This week sees the release of "Mama," the low-budget horror flick, expanded from a short film by writer-director Andres Muschietti, and executive produced by Guillermo Del Toro, which as the title must suggest, is a chiller at least in part concerned with the issue of motherhood. Jessica Chastain's bass-playing hipster is forced into a maternal role when the nieces of her boyfriend (Nikolaj Coster-Waldau) are found in a near-feral state. But the kids are being menaced (or are they?) by something that may -- or may not -- be the spirit of their departed mama.
Muschietti and Del Toro are stepping into a long tradition here when it comes to malevolent mother figures -- from Oedipus' ma Jocasta and Grendel's mother in "Beowulf" to fairy tale stepmothers and Hamlet's mother Gertrude, they've long been a literary staple, and the archetype has carried over to the big screen in the last century or so. So, to mark the release of "Mama" on Friday, we've rounded up five of our favorite evil(ish) screen mothers. Let us know your own picks in the comments section below, and read our interview with Del Toro about the film right here.

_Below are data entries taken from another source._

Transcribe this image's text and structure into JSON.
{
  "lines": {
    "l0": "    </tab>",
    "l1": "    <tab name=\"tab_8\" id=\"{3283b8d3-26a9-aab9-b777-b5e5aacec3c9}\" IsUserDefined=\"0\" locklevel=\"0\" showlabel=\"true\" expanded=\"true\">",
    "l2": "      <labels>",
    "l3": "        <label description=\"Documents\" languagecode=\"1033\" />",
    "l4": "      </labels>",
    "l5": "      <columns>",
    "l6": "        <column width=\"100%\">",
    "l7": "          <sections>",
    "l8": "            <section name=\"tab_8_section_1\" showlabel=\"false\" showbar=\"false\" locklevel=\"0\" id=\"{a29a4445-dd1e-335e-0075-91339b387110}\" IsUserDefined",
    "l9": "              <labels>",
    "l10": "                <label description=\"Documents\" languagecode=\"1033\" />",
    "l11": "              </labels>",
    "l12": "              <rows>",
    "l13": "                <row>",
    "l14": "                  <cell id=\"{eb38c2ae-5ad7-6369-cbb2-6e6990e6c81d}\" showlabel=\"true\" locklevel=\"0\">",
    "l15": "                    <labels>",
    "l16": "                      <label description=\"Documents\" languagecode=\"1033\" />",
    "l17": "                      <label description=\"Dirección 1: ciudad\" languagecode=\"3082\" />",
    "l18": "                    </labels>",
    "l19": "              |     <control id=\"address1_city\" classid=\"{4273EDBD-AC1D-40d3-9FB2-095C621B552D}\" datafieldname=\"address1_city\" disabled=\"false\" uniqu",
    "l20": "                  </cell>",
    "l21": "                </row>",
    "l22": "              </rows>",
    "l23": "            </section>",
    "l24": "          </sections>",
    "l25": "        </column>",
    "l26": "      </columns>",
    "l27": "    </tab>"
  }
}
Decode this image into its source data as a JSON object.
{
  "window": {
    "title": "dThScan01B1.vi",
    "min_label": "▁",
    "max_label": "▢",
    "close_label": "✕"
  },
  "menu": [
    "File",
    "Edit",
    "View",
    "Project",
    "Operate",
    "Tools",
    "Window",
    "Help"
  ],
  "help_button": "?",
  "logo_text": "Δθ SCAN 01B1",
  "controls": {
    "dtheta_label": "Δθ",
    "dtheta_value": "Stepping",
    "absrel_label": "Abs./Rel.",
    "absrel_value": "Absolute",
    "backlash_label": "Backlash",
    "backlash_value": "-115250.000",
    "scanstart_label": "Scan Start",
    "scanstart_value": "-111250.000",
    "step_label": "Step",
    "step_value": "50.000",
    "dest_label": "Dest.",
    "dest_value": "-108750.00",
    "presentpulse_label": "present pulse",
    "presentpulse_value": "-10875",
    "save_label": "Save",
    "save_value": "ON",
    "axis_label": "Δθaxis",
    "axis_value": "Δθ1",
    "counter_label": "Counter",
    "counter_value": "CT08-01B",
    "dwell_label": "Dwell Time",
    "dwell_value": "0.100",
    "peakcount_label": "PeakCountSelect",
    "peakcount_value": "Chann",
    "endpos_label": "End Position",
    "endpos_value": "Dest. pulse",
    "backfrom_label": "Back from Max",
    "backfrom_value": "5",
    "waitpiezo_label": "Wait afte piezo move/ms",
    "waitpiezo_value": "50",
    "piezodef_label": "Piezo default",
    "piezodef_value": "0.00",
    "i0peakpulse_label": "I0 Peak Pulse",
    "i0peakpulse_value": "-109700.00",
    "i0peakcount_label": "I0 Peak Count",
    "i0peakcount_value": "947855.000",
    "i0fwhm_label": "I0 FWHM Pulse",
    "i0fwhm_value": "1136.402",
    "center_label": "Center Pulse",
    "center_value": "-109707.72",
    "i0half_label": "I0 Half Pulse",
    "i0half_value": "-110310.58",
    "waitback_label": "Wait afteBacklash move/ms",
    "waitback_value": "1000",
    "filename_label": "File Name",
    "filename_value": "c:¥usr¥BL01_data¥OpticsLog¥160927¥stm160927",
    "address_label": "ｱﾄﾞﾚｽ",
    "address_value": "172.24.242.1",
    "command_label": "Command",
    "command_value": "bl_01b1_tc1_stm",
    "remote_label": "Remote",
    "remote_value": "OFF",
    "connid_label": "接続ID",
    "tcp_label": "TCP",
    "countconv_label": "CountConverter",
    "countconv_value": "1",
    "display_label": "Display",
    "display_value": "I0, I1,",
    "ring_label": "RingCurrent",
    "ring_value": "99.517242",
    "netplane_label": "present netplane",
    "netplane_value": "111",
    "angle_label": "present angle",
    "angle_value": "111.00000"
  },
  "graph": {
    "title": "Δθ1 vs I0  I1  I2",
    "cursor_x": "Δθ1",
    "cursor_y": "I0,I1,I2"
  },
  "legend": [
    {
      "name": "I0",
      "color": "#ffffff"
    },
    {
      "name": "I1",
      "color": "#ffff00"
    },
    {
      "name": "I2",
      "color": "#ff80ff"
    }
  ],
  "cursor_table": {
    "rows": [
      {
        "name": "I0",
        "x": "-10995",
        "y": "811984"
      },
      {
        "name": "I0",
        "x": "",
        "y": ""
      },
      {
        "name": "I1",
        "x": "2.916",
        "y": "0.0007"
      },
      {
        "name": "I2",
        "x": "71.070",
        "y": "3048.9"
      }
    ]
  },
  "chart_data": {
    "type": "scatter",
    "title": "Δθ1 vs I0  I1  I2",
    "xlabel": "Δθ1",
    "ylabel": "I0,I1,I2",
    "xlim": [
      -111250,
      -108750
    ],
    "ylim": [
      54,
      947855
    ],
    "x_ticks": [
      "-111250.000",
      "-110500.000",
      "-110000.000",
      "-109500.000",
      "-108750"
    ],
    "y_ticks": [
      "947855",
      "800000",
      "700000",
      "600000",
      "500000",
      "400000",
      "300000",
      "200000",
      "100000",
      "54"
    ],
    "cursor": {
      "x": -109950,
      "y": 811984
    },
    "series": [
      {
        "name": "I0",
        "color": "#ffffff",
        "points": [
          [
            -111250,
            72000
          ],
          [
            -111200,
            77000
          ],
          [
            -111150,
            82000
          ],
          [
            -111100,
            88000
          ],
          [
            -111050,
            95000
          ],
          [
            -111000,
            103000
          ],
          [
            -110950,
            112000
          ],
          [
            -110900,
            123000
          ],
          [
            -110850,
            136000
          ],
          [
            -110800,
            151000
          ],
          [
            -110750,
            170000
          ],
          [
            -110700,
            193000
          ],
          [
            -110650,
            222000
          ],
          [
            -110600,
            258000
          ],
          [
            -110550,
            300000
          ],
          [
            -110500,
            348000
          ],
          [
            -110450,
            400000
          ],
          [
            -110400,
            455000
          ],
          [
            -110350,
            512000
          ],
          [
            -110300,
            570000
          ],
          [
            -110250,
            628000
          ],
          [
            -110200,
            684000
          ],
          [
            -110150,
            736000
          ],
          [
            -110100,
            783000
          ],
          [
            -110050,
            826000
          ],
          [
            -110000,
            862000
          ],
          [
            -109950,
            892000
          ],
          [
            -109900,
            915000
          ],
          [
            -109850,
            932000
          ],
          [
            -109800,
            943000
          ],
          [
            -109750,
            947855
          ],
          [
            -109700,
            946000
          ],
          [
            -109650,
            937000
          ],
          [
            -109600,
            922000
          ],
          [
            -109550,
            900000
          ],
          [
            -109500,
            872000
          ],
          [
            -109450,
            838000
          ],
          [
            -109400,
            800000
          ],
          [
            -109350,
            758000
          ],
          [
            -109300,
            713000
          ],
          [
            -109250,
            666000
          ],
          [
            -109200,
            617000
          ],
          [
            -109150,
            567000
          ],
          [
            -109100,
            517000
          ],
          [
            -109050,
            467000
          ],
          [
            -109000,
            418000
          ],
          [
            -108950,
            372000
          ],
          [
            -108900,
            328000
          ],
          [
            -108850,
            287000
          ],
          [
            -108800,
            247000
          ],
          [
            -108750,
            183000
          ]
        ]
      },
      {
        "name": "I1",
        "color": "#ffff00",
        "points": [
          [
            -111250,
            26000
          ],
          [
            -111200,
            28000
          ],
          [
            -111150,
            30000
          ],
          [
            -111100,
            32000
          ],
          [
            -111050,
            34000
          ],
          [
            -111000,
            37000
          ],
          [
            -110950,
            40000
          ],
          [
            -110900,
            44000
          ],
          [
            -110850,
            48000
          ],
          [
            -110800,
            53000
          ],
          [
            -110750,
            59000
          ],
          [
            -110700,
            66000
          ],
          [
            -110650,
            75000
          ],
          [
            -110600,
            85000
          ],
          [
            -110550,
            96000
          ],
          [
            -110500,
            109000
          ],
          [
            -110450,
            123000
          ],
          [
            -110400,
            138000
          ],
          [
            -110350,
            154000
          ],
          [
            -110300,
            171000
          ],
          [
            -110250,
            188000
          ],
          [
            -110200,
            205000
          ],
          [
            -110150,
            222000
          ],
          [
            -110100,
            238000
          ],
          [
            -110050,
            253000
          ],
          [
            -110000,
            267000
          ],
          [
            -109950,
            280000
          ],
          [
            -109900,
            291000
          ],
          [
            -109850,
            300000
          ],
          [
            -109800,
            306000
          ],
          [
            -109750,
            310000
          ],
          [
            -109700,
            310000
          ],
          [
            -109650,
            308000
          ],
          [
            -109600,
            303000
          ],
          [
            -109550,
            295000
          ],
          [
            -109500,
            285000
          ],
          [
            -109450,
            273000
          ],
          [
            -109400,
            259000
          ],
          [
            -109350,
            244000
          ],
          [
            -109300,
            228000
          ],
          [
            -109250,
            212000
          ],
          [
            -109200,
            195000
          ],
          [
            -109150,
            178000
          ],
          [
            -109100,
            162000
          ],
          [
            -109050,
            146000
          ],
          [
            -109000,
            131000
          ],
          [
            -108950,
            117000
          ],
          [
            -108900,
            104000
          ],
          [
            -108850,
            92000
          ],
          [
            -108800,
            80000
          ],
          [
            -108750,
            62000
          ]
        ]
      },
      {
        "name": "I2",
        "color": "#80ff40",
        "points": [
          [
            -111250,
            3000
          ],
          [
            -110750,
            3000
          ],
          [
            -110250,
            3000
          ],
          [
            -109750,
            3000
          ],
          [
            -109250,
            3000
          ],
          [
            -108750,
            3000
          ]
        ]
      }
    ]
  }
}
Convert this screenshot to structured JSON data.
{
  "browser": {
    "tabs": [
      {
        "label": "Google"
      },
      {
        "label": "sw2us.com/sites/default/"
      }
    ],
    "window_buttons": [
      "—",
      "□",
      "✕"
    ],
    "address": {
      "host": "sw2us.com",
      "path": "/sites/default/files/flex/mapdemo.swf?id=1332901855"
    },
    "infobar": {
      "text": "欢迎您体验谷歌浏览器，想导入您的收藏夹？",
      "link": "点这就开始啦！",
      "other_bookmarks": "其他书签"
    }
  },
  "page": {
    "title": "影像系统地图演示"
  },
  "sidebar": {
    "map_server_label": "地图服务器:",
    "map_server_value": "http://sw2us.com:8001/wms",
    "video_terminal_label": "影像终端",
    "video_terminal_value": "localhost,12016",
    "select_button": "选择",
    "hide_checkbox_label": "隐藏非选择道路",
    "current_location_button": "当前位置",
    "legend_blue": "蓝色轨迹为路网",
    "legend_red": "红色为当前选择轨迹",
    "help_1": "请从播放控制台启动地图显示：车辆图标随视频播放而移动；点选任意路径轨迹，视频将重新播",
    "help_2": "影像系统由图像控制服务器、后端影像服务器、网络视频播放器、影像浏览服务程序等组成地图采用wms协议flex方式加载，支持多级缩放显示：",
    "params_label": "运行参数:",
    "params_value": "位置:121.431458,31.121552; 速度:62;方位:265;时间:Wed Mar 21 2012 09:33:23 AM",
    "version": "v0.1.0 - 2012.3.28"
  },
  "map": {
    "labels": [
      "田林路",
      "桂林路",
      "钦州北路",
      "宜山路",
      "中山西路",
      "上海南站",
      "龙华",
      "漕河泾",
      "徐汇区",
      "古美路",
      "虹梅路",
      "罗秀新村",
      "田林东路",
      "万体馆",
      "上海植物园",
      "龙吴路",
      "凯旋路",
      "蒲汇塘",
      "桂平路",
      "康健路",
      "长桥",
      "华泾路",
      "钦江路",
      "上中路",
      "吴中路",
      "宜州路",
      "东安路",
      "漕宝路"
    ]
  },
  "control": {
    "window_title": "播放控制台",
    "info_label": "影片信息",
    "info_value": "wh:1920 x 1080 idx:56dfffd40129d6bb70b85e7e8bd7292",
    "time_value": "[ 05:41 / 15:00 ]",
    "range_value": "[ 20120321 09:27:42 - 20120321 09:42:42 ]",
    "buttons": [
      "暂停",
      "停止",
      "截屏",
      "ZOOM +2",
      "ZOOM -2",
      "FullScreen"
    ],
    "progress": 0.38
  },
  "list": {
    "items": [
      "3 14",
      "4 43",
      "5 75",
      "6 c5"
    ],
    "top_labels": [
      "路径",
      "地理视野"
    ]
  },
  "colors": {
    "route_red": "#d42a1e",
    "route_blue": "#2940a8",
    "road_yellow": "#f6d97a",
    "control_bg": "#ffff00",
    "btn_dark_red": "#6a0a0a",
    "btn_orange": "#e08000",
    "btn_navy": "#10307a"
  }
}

One of the reasons that the mad mother archetype is so prevalent is that of all the people in the world, your ma is meant to be the one that always has your best interests in heart, so when the opposite is true, it's especially terrifying. This is rarely better summed up than by Angela Lansbury's character in John Frankenheimer's classic paranoid conspiracy thriller "The Manchurian Candidate." Eleanor Iselin is seemingly the power behind the throne of a rising right-wing political dynasty; her husband is a McCarthy-ish senator and Vice-Presidential candidate, her son, Raymond Shaw (Laurence Harvey) an adored war hero. The latter who, as it turns out, is the brain washed stooge of the same communist conspiracy that his mother serves, who's being set up to kill the presidential candidate, to pave the way for his step-father to take the White House. And only Shaw's all military commander Bennett Marco (Frank Sinatra) stands in their way. Lansbury (famously only three years older than her screen son), in a part a million miles away from her more modern Jessica Fletcher persona, is positively demonic, thanks to the shades of Lady Macbeth, and a faintly incestuous feel (played up in Jonathan Demme's inferior 2004 remake, with Meryl Streep in Lansbury's role). But she also adds layer of shade too -- as monstrous as it is for her to use her son in such a way, her hand was forced somewhat; she reveals to her son that, once they're in power, she'll find those responsible for picking him to be their assassin, and "grind them into the dirt." But it's not enough to save her; a vengeful Shaw breaks his programming, and shoots her before killing himself.
The horror genre has all kinds of bad mothers across its history, but certainly the most memorable (when you exclude Mrs. Bates, due to her being long deceased by the time "Psycho" gets underway) is Margaret White, the bonkers, bible-bashing mother of the title character in Brian De Palma's classic Stephen King adaptation "Carrie." While De Palma strips out much of the backstory from the novel involving Margaret's past, she's still the most monstrous thing in the film. From her first appearance, paying a visit to a neighbor to preach the word of God, she seems friendly enough, if a little off, but when Mrs. Snell tries to palm her off with a $10 donation, it becomes clear that she's a total lunatic. Her daughter, Carrie (Sissy Spacek) owes her torment in early scenes to her mother's refusal to tell her about her coming period, and when she comes home, she beats her daughter and locks her in a closet. But whatever thin grip of reality she has disappears when Carrie tells Momma both that she's been invited to prom, and that she has telekinetic ability. The loss of control of her daughter, and her fears that she's an emissary of Satan, cause her to snap, and try to kill her daughter; unfortunately for her, Carrie's already massacred the entire prom, and pins her to the wall with a series of knives like St. Sebastian before bringing the house down on the pair of them. Laurie (previously best known for her tragic role in "The Hustler") gives a phenomenal turn, her fiery religious conviction sitting side by side with hair-tearing mental illness, but she also layers in some degree of sympathy; you can see the tragic past that made her quite so crazy, and what seems to be a real, albeit entirely misguided, love for her daughter. She rightly got an Oscar nomination for the part, and even an actress as terrific as Julianne Moore will have a tough time of living up to her in this October's remake.